As I read again the words surrounding this final exclamation from Jesus in the Gospel of Luke, I am struck with awe. “The sun’s light failed…darkness came over the whole land from noon to three…Jesus crying with a loud voice…he breathed his last… ‘surely this man was righteous’ praised the Roman centurion…the crowds returned home beating their breasts…the women remained watching from a distance.”

Executions are horrible scenes. And witnessing a person we dearly love pass the edge of life can feel like falling off a cliff ourselves.

The traditional final words of Jesus were the words that inspired his whole life. That seventh saying of Jesus on the cross, with its seven words, another quotation from the liturgy, the psalms, expresses trust—“into your hands,” purpose—“I commit,” and offering—“my spirit.” This is the beginning and conclusion of every prayer, every just act, every compassionate act, whether we say it or not:

“Into your hands I commit my spirit.”

It’s a recognition of something greater than us, greater than our needs for survival, reputation, and power—the very temptations Jesus faced in his forty day fast after his baptism, the period Lent commemorates.

It’s an affirmation that we live for meaning, communion, and compassion. A spirituality that doesn’t provide these three elements leaves us wandering in the wilderness.

A God who offers these values is worthy of our trust, our life’s purpose, and daily offering of our spirits. In other words, our faith, hope, and love.

“Into your hands I commit my spirit” is not just a transitional affirmation, it is a transformational affirmation.

This is not a once-in-a-lifetime conversion but a daily lifting of the cross of those who suffer personally, politically, economically, environmentally, and spiritually.

The Greek word pneuma is used for both spirit and breath.  Only recently has it been pointed out to me that in Matthew’s version of Jesus “breathing his last,” the word is not possessive, as in “gives up his spirit.” Rather, Jesus “releases the Spirit,” indicating an immediate Pentecost, manifested in Matthew by the tearing of the curtain veiling the temple’s holy of holies, earthquakes, the opening of tombs, and the resurrection of some saints.

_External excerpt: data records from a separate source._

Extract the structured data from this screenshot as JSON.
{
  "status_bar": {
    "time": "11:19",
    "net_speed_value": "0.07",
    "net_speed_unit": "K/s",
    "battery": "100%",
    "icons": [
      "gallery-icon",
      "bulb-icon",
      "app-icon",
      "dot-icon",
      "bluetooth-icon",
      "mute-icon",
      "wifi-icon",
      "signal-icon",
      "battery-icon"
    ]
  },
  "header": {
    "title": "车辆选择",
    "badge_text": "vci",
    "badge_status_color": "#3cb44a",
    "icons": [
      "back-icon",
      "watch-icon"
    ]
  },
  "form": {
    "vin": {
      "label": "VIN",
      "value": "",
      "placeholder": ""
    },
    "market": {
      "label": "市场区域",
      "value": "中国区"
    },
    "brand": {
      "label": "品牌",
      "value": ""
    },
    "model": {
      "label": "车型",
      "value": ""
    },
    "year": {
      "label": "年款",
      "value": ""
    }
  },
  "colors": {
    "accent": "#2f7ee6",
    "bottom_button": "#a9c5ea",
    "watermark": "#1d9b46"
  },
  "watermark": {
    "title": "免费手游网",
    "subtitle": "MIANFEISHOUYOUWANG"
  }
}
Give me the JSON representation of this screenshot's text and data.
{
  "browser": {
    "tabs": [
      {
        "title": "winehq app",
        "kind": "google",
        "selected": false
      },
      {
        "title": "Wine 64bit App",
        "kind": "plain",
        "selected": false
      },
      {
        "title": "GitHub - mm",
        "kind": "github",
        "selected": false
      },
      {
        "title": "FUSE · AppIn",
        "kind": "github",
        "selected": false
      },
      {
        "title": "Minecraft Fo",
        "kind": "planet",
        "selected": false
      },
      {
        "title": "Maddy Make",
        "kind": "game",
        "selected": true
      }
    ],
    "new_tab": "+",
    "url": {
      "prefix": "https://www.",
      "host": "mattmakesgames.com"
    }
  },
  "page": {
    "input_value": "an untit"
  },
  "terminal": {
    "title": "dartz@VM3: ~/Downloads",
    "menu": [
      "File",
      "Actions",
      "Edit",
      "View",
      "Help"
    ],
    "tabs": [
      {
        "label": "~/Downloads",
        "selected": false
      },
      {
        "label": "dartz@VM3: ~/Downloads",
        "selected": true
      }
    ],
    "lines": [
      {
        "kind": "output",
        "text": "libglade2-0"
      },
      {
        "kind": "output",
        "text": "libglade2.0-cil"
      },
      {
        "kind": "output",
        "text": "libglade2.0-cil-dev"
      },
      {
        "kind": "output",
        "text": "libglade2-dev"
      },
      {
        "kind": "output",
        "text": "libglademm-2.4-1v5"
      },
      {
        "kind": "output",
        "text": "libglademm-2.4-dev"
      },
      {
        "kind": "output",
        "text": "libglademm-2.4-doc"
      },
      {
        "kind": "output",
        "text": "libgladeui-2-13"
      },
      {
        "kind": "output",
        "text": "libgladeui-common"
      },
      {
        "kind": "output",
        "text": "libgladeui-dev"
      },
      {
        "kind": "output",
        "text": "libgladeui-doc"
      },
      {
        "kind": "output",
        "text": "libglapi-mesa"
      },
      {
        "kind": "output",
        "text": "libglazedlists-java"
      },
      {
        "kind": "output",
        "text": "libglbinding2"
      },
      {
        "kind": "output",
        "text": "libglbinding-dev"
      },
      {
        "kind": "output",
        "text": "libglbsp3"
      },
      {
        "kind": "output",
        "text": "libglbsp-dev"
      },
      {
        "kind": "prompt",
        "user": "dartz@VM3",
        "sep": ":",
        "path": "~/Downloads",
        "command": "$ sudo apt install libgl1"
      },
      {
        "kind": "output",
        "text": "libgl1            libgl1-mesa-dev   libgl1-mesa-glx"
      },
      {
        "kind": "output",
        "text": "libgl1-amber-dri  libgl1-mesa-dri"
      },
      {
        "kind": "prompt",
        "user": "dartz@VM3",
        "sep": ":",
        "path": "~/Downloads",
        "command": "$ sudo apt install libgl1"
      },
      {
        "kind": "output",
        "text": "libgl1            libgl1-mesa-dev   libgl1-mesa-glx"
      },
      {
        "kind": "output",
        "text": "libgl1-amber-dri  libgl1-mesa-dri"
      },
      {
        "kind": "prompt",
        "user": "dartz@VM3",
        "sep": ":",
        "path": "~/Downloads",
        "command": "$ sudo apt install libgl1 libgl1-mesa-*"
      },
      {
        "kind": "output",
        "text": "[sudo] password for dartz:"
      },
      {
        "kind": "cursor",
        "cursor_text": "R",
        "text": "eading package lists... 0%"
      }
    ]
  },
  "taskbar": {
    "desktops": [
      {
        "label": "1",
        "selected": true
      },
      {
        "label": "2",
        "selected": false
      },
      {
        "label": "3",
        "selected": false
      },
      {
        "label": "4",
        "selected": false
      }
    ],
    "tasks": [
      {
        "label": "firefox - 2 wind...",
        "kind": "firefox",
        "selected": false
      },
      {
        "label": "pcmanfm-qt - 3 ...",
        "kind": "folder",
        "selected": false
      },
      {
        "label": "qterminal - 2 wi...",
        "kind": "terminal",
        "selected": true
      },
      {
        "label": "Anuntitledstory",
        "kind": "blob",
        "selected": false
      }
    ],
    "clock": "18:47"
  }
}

The Greek word translated “release” can also mean “forgive,” as in being released from debt. Jesus’ first words from the cross, “Forgive them,” is now incarnated in his final action.

As in many a horrific event, there is more meaning in the crucifixion than meets the eye for those with faith, hope, and love.



For those who would like daily readings for the remaining days of Holy Week, click here and scroll down to the end of “Jesus Preaches in the Temple.”

Enter “Easter” in the search box on the blog’s upper left corner for additional readings for Easter. Here are three of them:



Please support this blog ministry by clicking here or mailing to MCC, P.O. Box 50488, Sarasota FL 34232 USA, designating “Progressive Christian Reflections” in the memo area of your check or money order. Thank you!

Progressive Christian Reflections is entirely supported by readers’ donations. It is an authorized Emerging Ministry of Metropolitan Community Churches, a denomination welcoming seekers as well as believers. This year, I offer a signed gift copy of my book, Communion of Life: Meditations for the New Millennium, to each one who donates $100 or more (at once or in installments) over the course of 2015.

Copyright © 2015 by Chris R. Glaser. Permission granted for non-profit use with attribution of author and blogsite. Other rights reserved.